### [What to produce]
Look at each line below and count those with the word "icon"; the answer is that number only.

### [Excerpted records]
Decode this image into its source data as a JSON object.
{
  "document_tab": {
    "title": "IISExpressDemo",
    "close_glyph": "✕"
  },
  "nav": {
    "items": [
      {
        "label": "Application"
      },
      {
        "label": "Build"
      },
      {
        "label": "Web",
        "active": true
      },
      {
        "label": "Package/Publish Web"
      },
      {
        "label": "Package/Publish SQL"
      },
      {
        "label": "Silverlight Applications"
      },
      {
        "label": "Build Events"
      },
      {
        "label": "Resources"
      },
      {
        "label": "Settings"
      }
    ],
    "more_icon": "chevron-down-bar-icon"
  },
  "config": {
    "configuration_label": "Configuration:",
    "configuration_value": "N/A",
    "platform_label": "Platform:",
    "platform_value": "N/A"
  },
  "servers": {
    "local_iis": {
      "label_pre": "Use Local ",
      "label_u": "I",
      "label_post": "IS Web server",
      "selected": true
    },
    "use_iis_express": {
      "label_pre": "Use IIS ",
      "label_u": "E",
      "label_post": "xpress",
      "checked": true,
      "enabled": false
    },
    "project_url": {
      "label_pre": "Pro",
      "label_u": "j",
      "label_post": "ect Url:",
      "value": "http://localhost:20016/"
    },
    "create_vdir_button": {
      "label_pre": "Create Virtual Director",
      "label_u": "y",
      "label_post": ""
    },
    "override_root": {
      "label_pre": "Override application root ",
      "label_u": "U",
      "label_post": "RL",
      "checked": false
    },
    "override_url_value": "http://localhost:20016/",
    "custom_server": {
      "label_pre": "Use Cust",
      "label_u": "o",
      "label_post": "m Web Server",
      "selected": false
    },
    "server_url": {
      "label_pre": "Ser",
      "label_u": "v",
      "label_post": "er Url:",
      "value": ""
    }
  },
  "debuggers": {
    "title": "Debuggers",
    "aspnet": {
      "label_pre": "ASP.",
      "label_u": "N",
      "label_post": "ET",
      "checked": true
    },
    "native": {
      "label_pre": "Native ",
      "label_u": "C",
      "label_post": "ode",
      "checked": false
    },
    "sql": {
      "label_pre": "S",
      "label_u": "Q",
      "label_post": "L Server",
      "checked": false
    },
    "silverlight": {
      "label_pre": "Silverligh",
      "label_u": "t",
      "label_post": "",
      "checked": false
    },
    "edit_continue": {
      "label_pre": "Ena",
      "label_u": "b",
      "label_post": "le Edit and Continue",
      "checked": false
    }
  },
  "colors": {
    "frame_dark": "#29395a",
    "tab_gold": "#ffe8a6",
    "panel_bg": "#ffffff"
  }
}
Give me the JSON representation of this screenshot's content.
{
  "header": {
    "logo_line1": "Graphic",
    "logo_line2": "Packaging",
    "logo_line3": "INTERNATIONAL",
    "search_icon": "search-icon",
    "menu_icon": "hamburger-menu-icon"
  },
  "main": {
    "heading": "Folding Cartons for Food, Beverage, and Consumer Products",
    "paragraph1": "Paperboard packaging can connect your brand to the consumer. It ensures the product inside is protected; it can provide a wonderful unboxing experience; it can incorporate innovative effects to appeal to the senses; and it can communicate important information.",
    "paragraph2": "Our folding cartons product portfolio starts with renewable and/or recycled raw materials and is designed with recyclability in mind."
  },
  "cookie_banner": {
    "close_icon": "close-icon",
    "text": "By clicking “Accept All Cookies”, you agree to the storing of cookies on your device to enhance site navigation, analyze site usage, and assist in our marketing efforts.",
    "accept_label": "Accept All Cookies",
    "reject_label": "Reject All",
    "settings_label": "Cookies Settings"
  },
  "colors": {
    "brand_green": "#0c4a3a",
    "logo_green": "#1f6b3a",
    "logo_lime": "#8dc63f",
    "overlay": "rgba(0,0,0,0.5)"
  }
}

### [Exercise result]
4